WTF was that?

Central Florida v Temple Photo by Mitchell Leff/Getty Images

Total disaster.

That’s the first thought that comes to mind when analyzing the UCF Knights’ 34-31 loss at Tulsa Friday night. It was a winnable game against a 2-7 team slipped through UCF’s hands through penalties, injuries, and un-UCF-like football.

Here’s your semi-instant reax:



Four Five Downs

Penalties. 15 of them for 120 yards. This was one of the least-disciplined games we’ve seen UCF play in a long time. Five of those penalties gave Tulsa first downs, several times at really inopportune moments, including the last one: a 12 men on the field penalty on a 4th & 1 stop that would have given the Knights back the ball with about a minute to go.

3 points. That’s all UCF could muster in the second half after a 28-point first half where it seemed UCF was in control. Of UCF’s seven second-half possessions, four of them ended in turnovers.

UCFrustration. It boiled over in the second half on defense as Nate Evans got into an altercation with Kenny Turnier in the fourth quarter (we’re still looking for reliable video). Evans discussed it afterward:
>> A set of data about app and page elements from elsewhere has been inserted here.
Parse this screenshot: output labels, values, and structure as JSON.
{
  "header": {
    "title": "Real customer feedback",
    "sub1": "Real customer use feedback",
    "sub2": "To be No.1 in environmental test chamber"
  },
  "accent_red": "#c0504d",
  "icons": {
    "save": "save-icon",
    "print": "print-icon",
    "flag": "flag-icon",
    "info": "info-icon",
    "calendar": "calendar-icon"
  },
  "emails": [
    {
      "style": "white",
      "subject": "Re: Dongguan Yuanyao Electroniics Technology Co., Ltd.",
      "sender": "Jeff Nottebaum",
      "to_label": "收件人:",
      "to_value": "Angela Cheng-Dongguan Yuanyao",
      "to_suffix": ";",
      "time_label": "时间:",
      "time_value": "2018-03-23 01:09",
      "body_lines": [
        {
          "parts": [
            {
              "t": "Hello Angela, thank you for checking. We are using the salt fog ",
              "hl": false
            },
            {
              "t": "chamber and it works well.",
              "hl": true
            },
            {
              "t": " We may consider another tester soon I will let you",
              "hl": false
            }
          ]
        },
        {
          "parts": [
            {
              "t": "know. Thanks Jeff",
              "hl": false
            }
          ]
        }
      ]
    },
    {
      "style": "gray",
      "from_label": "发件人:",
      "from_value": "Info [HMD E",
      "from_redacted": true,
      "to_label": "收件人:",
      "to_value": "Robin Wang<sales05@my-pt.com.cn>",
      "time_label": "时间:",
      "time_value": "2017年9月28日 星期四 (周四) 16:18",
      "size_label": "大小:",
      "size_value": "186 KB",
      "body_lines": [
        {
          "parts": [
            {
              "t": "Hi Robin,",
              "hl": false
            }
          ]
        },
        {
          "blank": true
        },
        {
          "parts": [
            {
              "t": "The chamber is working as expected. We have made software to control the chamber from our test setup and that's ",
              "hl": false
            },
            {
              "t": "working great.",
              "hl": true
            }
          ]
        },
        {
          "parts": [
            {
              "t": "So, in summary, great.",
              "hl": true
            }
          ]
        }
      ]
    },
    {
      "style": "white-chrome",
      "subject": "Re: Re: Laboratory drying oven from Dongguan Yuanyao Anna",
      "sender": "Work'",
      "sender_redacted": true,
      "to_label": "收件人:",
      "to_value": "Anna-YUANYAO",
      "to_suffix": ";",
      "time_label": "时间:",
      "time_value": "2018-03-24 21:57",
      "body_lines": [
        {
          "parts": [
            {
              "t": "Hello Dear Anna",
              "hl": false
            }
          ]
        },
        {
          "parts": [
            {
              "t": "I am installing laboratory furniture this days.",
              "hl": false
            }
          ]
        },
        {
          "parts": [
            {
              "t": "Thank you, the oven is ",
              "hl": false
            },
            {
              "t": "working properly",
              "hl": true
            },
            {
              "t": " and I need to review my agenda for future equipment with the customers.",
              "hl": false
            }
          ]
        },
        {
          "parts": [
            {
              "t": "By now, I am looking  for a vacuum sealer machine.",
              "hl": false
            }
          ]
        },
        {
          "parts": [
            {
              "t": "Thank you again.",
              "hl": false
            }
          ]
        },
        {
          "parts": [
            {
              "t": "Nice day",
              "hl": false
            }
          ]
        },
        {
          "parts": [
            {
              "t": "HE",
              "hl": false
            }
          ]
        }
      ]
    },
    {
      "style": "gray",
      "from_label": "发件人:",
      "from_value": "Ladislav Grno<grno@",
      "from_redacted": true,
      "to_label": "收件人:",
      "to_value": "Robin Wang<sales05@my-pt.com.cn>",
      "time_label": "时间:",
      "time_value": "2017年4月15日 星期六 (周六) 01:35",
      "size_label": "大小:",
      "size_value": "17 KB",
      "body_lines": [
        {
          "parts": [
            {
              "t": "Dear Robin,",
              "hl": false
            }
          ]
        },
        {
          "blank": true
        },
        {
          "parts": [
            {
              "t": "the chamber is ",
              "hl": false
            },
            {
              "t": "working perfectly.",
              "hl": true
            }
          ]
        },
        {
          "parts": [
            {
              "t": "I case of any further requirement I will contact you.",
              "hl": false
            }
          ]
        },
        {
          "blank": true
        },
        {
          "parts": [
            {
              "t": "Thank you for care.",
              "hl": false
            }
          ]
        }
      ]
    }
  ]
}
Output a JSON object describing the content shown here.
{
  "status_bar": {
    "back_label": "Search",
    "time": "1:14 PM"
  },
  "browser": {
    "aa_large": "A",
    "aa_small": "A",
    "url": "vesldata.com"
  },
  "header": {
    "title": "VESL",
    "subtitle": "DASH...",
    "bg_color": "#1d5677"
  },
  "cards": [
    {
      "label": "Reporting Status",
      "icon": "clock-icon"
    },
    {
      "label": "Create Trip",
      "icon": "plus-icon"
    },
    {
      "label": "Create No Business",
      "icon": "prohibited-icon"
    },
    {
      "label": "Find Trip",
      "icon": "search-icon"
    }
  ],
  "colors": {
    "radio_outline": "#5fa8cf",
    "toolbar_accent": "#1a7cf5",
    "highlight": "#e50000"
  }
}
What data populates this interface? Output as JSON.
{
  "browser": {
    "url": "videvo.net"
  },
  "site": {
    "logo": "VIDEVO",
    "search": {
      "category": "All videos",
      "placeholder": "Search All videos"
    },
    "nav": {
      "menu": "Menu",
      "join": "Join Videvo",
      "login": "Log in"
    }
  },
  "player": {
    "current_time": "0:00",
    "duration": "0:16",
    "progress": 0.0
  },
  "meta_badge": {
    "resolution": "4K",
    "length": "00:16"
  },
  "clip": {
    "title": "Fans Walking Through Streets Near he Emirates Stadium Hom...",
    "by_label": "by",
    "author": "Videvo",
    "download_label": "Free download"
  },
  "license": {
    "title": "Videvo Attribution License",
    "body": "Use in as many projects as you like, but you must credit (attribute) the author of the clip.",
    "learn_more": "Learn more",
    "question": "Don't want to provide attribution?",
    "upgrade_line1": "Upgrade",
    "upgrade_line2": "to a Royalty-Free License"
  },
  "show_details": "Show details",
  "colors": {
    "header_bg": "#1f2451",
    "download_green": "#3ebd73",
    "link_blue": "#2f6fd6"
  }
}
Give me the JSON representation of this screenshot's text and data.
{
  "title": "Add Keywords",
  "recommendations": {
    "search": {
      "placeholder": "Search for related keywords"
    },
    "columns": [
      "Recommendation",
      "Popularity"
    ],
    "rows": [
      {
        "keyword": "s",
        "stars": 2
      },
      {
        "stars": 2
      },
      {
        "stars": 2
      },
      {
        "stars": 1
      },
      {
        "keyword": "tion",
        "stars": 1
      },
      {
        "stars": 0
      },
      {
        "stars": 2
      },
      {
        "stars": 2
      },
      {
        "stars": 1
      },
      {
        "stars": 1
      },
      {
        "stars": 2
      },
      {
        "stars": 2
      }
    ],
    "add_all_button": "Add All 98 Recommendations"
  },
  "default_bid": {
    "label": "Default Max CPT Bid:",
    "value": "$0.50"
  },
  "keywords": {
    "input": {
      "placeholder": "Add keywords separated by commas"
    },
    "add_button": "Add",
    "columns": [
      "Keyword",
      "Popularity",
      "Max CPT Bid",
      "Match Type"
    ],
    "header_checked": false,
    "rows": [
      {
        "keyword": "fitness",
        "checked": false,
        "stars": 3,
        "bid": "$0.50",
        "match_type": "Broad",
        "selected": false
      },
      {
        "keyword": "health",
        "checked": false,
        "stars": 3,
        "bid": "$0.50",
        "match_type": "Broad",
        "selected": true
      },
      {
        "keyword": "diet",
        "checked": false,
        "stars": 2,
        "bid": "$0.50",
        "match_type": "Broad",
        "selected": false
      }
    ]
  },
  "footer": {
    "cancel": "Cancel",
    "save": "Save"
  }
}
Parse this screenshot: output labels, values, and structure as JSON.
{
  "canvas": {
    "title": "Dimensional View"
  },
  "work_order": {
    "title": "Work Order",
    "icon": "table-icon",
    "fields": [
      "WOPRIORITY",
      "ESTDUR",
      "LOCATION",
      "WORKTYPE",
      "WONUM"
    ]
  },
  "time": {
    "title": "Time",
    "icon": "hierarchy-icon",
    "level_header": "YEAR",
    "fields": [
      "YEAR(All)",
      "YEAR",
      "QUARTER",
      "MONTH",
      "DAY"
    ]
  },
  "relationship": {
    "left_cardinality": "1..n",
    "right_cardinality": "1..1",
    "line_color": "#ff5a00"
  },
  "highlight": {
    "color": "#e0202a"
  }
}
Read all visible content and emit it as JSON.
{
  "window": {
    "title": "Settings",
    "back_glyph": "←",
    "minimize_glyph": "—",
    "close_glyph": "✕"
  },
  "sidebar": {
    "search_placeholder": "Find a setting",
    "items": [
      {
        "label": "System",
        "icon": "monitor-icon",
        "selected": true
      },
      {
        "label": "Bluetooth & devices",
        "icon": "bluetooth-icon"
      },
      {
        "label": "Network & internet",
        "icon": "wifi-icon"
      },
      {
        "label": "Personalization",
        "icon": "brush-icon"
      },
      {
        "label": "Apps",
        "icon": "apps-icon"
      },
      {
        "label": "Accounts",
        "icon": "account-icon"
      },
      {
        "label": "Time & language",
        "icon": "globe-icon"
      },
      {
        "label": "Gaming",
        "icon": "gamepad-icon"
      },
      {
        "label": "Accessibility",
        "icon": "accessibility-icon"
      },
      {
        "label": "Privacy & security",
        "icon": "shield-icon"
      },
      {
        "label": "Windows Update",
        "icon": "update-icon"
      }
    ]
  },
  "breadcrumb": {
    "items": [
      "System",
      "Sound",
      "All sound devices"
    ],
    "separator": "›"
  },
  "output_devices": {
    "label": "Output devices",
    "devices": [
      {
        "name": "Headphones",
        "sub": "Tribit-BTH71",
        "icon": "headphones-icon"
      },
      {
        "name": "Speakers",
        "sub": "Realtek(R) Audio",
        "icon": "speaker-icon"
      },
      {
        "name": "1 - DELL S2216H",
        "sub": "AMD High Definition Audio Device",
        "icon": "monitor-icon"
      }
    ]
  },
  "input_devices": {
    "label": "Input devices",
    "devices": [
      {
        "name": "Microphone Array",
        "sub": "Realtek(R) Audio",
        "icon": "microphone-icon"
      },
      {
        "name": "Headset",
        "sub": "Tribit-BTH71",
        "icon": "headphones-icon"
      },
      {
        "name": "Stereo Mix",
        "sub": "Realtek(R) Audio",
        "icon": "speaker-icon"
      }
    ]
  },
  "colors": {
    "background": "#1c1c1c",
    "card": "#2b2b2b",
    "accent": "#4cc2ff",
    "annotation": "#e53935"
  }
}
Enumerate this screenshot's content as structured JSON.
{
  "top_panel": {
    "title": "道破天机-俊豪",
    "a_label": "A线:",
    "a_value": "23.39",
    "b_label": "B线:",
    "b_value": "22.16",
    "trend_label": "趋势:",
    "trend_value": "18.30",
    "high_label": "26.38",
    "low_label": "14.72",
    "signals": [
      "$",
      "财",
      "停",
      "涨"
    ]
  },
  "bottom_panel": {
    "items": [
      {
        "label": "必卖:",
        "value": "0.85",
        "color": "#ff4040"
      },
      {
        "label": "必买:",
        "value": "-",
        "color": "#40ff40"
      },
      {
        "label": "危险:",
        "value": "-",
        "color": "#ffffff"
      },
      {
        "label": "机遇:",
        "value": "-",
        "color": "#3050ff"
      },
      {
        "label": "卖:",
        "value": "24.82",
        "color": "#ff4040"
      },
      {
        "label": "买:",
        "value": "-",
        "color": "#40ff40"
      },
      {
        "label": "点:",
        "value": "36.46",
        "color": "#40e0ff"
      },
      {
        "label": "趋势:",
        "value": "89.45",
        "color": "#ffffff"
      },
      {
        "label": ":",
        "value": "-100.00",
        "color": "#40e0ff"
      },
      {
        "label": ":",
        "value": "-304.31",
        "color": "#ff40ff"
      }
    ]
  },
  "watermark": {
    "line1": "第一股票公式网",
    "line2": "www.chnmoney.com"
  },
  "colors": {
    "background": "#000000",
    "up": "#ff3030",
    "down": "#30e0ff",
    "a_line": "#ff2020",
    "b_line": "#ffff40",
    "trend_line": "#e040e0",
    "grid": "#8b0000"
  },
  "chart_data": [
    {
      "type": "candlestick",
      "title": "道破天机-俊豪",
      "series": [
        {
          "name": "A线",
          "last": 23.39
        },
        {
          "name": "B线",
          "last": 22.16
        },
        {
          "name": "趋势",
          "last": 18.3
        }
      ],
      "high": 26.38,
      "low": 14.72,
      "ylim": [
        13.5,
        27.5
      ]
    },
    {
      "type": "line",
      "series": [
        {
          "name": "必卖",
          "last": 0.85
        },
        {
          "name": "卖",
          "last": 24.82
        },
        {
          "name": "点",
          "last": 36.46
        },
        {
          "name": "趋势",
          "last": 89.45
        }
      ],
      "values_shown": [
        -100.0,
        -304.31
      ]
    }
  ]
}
HOW??!?!?! UCF out-gained Tulsa 457-353. They were 8/19 on third downs and held Tulsa to 3/15. They out-ruched Tulsa 167-139. They were even 4/4 in the Red Zone. And yet, they walk out of there with their third loss of the season.

House of Horrors. UCF is now 0-5 all-tme at Tulsa, including heartbreaking losses and even a conference championship game. It has become the Knights’ personal Waterloo.

Where do we go from here?

With two conference losses, UCF is now all but eliminated from the American East Division race. They’d need Cincinnati to lose three times in their last four, and that’s not likely.

UCF heads into the bye week, and will play next at Tulane on November 23rd before facing South Florida at home on Black Friday. Then it’s bowl time.

A ten-win season with a bowl win is still in play, so that’s good. The disappointment is acute, and fodder for some really over-the-top overreaction. Just look at Twitter if you don’t believe me.

We may very well look back at this year as a necessary evil in the development of a new post-Frost core group, especially with Josh Heupel, Dillon Gabriel, and others.

But for now, this hurts, because it removed any remote possibility of UCF achieving the larger goals they had for themselves at the start of the year. The Knights have two weeks to think about it, rally, and figure out how to channel this disappointment into a successful conclusion to a season that had so much promise.